Your task ->
From the first line to the last, copy the listing exactly and omit the pictures.

━━━ Record set

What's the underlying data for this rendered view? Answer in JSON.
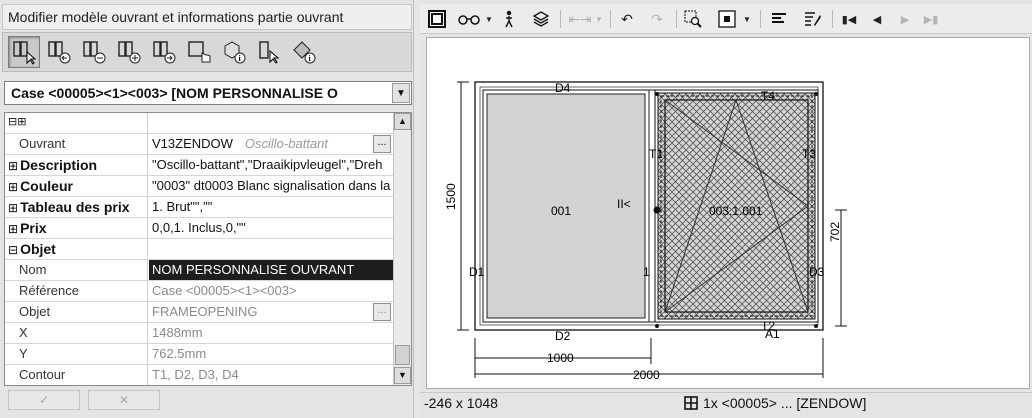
{
  "panel": {
    "title": "Modifier modèle ouvrant et informations partie ouvrant",
    "case_label": "Case <00005><1><003> [NOM PERSONNALISE O",
    "ok_label": "✓",
    "cancel_label": "✕"
  },
  "grid": {
    "header_glyph": "⊟⊞",
    "rows": [
      {
        "name": "Ouvrant",
        "value": "V13ZENDOW",
        "sub": "Oscillo-battant",
        "type": "prop",
        "ellipsis": true
      },
      {
        "name": "Description",
        "value": "\"Oscillo-battant\",\"Draaikipvleugel\",\"Dreh",
        "type": "cat",
        "expander": "⊞"
      },
      {
        "name": "Couleur",
        "value": "\"0003\" dt0003 Blanc signalisation dans la",
        "type": "cat",
        "expander": "⊞"
      },
      {
        "name": "Tableau des prix",
        "value": "1. Brut\"\",\"\"",
        "type": "cat",
        "expander": "⊞"
      },
      {
        "name": "Prix",
        "value": "0,0,1. Inclus,0,\"\"",
        "type": "cat",
        "expander": "⊞"
      },
      {
        "name": "Objet",
        "value": "",
        "type": "cat",
        "expander": "⊟"
      },
      {
        "name": "Nom",
        "value": "NOM PERSONNALISE OUVRANT",
        "type": "prop",
        "selected": true
      },
      {
        "name": "Référence",
        "value": "Case <00005><1><003>",
        "type": "prop",
        "dim": true
      },
      {
        "name": "Objet",
        "value": "FRAMEOPENING",
        "type": "prop",
        "dim": true,
        "ellipsis": true
      },
      {
        "name": "X",
        "value": "1488mm",
        "type": "prop",
        "dim": true
      },
      {
        "name": "Y",
        "value": "762.5mm",
        "type": "prop",
        "dim": true
      },
      {
        "name": "Contour",
        "value": "T1, D2, D3, D4",
        "type": "prop",
        "dim": true
      }
    ]
  },
  "drawing": {
    "labels": {
      "d4": "D4",
      "d1": "D1",
      "d2": "D2",
      "d3": "D3",
      "t4": "T4",
      "t1": "T1",
      "t2": "T2",
      "t3": "T3",
      "a1": "A1",
      "one": "1",
      "ii": "II<",
      "left_pane": "001",
      "right_pane": "003.1.001",
      "dim_height": "1500",
      "dim_sash_height": "702",
      "dim_sash_width": "1000",
      "dim_total_width": "2000"
    }
  },
  "status": {
    "coords": "-246 x 1048",
    "selection": "1x <00005> ... [ZENDOW]"
  }
}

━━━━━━

Solution to the problem ->
What's the underlying data for this rendered view? Answer in JSON.
{
  "panel": {
    "title": "Modifier modèle ouvrant et informations partie ouvrant",
    "case_label": "Case <00005><1><003> [NOM PERSONNALISE O",
    "ok_label": "✓",
    "cancel_label": "✕"
  },
  "grid": {
    "header_glyph": "⊟⊞",
    "rows": [
      {
        "name": "Ouvrant",
        "value": "V13ZENDOW",
        "sub": "Oscillo-battant",
        "type": "prop",
        "ellipsis": true
      },
      {
        "name": "Description",
        "value": "\"Oscillo-battant\",\"Draaikipvleugel\",\"Dreh",
        "type": "cat",
        "expander": "⊞"
      },
      {
        "name": "Couleur",
        "value": "\"0003\" dt0003 Blanc signalisation dans la",
        "type": "cat",
        "expander": "⊞"
      },
      {
        "name": "Tableau des prix",
        "value": "1. Brut\"\",\"\"",
        "type": "cat",
        "expander": "⊞"
      },
      {
        "name": "Prix",
        "value": "0,0,1. Inclus,0,\"\"",
        "type": "cat",
        "expander": "⊞"
      },
      {
        "name": "Objet",
        "value": "",
        "type": "cat",
        "expander": "⊟"
      },
      {
        "name": "Nom",
        "value": "NOM PERSONNALISE OUVRANT",
        "type": "prop",
        "selected": true
      },
      {
        "name": "Référence",
        "value": "Case <00005><1><003>",
        "type": "prop",
        "dim": true
      },
      {
        "name": "Objet",
        "value": "FRAMEOPENING",
        "type": "prop",
        "dim": true,
        "ellipsis": true
      },
      {
        "name": "X",
        "value": "1488mm",
        "type": "prop",
        "dim": true
      },
      {
        "name": "Y",
        "value": "762.5mm",
        "type": "prop",
        "dim": true
      },
      {
        "name": "Contour",
        "value": "T1, D2, D3, D4",
        "type": "prop",
        "dim": true
      }
    ]
  },
  "drawing": {
    "labels": {
      "d4": "D4",
      "d1": "D1",
      "d2": "D2",
      "d3": "D3",
      "t4": "T4",
      "t1": "T1",
      "t2": "T2",
      "t3": "T3",
      "a1": "A1",
      "one": "1",
      "ii": "II<",
      "left_pane": "001",
      "right_pane": "003.1.001",
      "dim_height": "1500",
      "dim_sash_height": "702",
      "dim_sash_width": "1000",
      "dim_total_width": "2000"
    }
  },
  "status": {
    "coords": "-246 x 1048",
    "selection": "1x <00005> ... [ZENDOW]"
  }
}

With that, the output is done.